:: Task material ::

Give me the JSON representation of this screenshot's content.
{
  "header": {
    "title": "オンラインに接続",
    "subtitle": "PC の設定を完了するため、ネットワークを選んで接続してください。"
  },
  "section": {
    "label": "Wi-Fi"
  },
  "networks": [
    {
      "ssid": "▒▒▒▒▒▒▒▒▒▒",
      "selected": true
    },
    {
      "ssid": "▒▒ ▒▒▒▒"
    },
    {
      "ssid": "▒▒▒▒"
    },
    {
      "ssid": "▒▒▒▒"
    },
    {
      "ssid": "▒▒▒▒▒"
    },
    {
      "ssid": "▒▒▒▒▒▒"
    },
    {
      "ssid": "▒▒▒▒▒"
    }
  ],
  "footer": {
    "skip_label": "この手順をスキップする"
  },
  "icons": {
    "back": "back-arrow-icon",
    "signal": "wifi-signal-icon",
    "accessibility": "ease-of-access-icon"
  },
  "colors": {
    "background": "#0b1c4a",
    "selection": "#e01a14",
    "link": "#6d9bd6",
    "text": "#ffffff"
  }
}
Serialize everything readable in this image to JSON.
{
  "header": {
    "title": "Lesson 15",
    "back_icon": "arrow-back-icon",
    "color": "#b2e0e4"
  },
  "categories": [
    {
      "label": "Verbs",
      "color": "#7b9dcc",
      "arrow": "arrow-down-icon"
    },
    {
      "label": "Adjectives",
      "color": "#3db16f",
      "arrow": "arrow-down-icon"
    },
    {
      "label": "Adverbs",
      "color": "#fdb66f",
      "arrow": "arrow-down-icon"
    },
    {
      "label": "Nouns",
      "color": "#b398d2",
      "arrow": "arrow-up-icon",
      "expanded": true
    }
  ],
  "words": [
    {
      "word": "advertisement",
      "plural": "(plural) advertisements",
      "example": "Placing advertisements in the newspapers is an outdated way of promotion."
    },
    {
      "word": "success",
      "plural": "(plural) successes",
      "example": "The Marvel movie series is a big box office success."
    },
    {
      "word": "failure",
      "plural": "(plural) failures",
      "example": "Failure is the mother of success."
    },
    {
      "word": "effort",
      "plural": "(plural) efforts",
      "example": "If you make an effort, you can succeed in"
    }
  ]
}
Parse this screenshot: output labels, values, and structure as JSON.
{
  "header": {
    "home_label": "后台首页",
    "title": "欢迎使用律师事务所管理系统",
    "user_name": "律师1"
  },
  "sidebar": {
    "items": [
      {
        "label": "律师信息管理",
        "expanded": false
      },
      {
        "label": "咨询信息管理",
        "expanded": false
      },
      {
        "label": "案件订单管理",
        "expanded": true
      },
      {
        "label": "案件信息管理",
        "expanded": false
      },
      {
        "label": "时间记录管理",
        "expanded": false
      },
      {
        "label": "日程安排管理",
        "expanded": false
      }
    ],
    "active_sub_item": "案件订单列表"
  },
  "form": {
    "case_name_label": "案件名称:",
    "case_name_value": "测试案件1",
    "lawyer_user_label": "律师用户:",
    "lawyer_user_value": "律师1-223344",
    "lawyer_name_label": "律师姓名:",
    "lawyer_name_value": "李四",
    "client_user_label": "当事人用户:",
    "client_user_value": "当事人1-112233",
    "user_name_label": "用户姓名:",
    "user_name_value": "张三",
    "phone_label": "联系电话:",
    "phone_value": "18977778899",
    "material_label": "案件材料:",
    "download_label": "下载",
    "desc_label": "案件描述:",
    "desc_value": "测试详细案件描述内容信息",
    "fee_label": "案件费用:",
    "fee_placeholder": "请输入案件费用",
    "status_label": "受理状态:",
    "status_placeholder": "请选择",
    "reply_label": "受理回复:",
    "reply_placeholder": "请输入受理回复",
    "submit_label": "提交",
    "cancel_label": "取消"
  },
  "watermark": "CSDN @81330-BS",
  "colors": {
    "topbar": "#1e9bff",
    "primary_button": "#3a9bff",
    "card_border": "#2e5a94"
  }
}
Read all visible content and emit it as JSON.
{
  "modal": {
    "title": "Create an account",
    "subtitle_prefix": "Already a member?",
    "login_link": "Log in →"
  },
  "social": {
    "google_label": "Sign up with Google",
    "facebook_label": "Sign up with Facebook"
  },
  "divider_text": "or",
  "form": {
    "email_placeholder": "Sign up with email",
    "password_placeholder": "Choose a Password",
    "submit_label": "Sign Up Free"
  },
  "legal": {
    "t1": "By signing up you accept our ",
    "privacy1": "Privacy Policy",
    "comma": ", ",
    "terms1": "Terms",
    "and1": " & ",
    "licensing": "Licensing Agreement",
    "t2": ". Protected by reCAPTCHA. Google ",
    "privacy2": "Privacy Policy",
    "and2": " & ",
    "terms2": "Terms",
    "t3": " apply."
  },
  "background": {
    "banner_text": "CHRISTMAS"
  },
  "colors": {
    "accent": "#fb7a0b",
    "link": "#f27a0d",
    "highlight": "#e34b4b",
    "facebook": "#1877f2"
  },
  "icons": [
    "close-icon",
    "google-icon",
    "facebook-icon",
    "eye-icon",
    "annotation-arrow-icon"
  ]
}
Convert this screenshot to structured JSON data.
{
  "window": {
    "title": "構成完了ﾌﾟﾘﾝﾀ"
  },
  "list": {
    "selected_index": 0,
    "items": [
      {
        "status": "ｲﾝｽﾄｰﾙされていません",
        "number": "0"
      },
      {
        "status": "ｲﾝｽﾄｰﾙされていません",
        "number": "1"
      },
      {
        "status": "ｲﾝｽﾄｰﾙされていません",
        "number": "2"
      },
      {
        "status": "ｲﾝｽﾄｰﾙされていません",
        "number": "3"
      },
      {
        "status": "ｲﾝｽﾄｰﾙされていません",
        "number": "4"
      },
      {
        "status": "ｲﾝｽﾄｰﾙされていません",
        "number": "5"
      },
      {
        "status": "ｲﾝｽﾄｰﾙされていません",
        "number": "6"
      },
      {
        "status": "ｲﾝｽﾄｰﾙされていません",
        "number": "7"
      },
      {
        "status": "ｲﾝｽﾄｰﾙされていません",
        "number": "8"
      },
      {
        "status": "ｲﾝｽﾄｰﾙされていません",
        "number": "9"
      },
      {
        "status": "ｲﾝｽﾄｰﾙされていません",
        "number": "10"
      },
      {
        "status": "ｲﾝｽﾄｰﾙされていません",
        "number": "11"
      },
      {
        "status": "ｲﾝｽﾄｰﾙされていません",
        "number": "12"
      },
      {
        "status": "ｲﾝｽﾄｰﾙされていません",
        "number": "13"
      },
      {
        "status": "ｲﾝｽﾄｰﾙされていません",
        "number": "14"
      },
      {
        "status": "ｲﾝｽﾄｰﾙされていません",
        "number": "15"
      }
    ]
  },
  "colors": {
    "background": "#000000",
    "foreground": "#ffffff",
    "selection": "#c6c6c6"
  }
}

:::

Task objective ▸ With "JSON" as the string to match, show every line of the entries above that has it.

Output below ▸
Give me the JSON representation of this screenshot's content.
Serialize everything readable in this image to JSON.
Parse this screenshot: output labels, values, and structure as JSON.
Read all visible content and emit it as JSON.
Convert this screenshot to structured JSON data.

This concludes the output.